Stored records:
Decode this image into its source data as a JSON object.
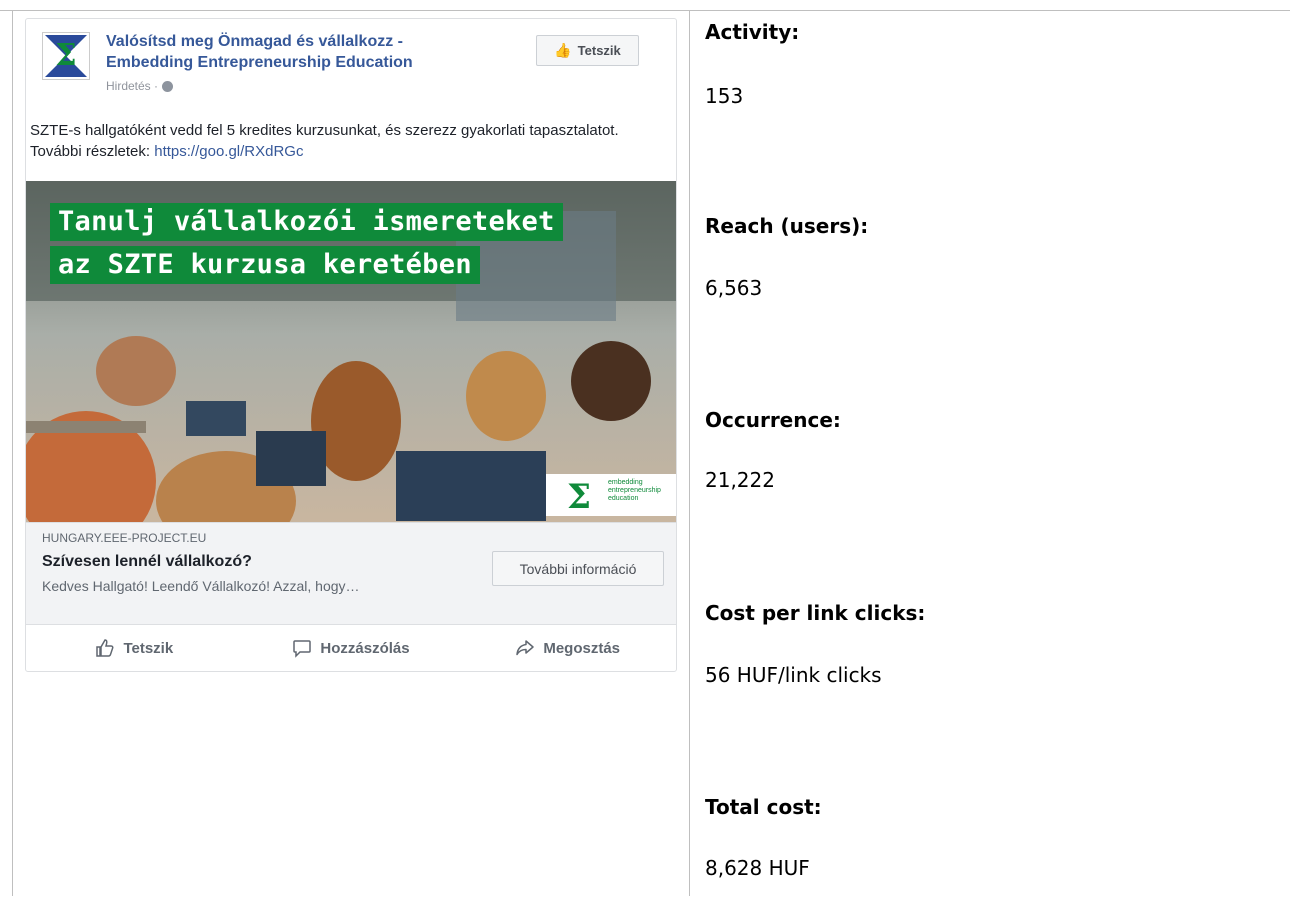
{
  "ad": {
    "page_name_line1": "Valósítsd meg Önmagad és vállalkozz -",
    "page_name_line2": "Embedding Entrepreneurship Education",
    "sponsored": "Hirdetés ·",
    "like_button": "Tetszik",
    "post_text": "SZTE-s hallgatóként vedd fel 5 kredites kurzusunkat, és szerezz gyakorlati tapasztalatot. További részletek: ",
    "post_link": "https://goo.gl/RXdRGc",
    "image": {
      "banner_line1": "Tanulj vállalkozói ismereteket",
      "banner_line2": "az SZTE kurzusa keretében",
      "logo_text": "embedding entrepreneurship education"
    },
    "link_domain": "HUNGARY.EEE-PROJECT.EU",
    "link_headline": "Szívesen lennél vállalkozó?",
    "link_description": "Kedves Hallgató! Leendő Vállalkozó!  Azzal, hogy…",
    "cta": "További információ",
    "actions": {
      "like": "Tetszik",
      "comment": "Hozzászólás",
      "share": "Megosztás"
    }
  },
  "stats": {
    "activity_label": "Activity:",
    "activity_value": "153",
    "reach_label": "Reach (users):",
    "reach_value": "6,563",
    "occurrence_label": "Occurrence:",
    "occurrence_value": "21,222",
    "cpc_label": "Cost per link clicks:",
    "cpc_value": "56 HUF/link clicks",
    "total_label": "Total cost:",
    "total_value": "8,628 HUF"
  }
}
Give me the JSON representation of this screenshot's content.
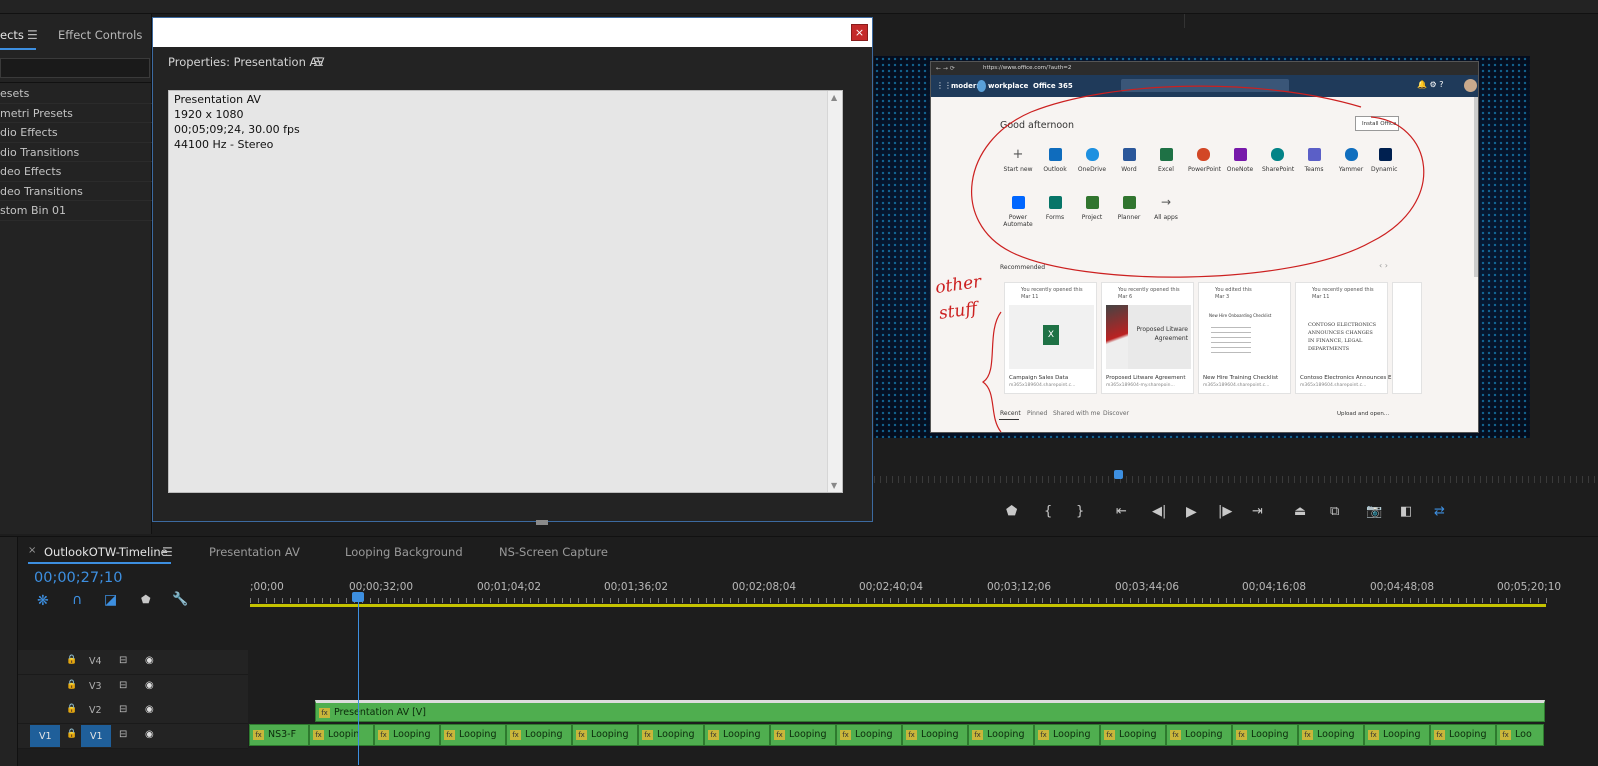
{
  "effects_panel": {
    "tab_effects": "ects",
    "tab_effect_controls": "Effect Controls",
    "items": [
      "esets",
      "metri Presets",
      "dio Effects",
      "dio Transitions",
      "deo Effects",
      "deo Transitions",
      "stom Bin 01"
    ]
  },
  "dialog": {
    "close_label": "×",
    "header": "Properties: Presentation AV",
    "lines": [
      "Presentation AV",
      "1920 x 1080",
      "00;05;09;24, 30.00 fps",
      "44100 Hz - Stereo"
    ]
  },
  "program_monitor": {
    "url": "https://www.office.com/?auth=2",
    "brand_left": "modern",
    "brand_right": "workplace",
    "office_label": "Office 365",
    "greeting": "Good afternoon",
    "install_label": "Install Office",
    "apps_row1": [
      "Start new",
      "Outlook",
      "OneDrive",
      "Word",
      "Excel",
      "PowerPoint",
      "OneNote",
      "SharePoint",
      "Teams",
      "Yammer",
      "Dynamic 365"
    ],
    "apps_row2": [
      "Power Automate",
      "Forms",
      "Project",
      "Planner",
      "All apps"
    ],
    "recommended": "Recommended",
    "cards": [
      {
        "meta": "You recently opened this",
        "date": "Mar 11",
        "title": "Campaign Sales Data",
        "sub": "m365x189604.sharepoint.c...",
        "thumb_text": ""
      },
      {
        "meta": "You recently opened this",
        "date": "Mar 6",
        "title": "Proposed Litware Agreement",
        "sub": "m365x189604-my.sharepoin...",
        "thumb_text": "Proposed Litware Agreement"
      },
      {
        "meta": "You edited this",
        "date": "Mar 3",
        "title": "New Hire Training Checklist",
        "sub": "m365x189604.sharepoint.c...",
        "thumb_text": "New Hire Onboarding Checklist"
      },
      {
        "meta": "You recently opened this",
        "date": "Mar 11",
        "title": "Contoso Electronics Announces Ele...",
        "sub": "m365x189604.sharepoint.c...",
        "thumb_text": "CONTOSO ELECTRONICS ANNOUNCES CHANGES IN FINANCE, LEGAL DEPARTMENTS"
      }
    ],
    "bottom_tabs": [
      "Recent",
      "Pinned",
      "Shared with me",
      "Discover"
    ],
    "upload_label": "Upload and open...",
    "annotation_text": "other stuff",
    "colors": {
      "annotation": "#cc2020",
      "o365_bar": "#1f3a5a",
      "monitor_bg": "#061a36"
    }
  },
  "timeline": {
    "close_label": "×",
    "tabs": [
      "OutlookOTW-Timeline",
      "Presentation AV",
      "Looping Background",
      "NS-Screen Capture"
    ],
    "timecode": "00;00;27;10",
    "ruler_labels": [
      ";00;00",
      "00;00;32;00",
      "00;01;04;02",
      "00;01;36;02",
      "00;02;08;04",
      "00;02;40;04",
      "00;03;12;06",
      "00;03;44;06",
      "00;04;16;08",
      "00;04;48;08",
      "00;05;20;10"
    ],
    "tracks": [
      "V4",
      "V3",
      "V2",
      "V1"
    ],
    "v1_source_label": "V1",
    "v2_clip": "Presentation AV [V]",
    "v1_clips": [
      "NS3-F",
      "Loopin",
      "Looping",
      "Looping",
      "Looping",
      "Looping",
      "Looping",
      "Looping",
      "Looping",
      "Looping",
      "Looping",
      "Looping",
      "Looping",
      "Looping",
      "Looping",
      "Looping",
      "Looping",
      "Looping",
      "Looping",
      "Loo"
    ],
    "colors": {
      "clip": "#4fae4f",
      "timecode": "#3d8fe0",
      "work_area": "#c4c200"
    }
  }
}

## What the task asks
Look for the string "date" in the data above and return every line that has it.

## Output of the task
        "date": "Mar 11",
        "date": "Mar 6",
        "date": "Mar 3",
        "date": "Mar 11",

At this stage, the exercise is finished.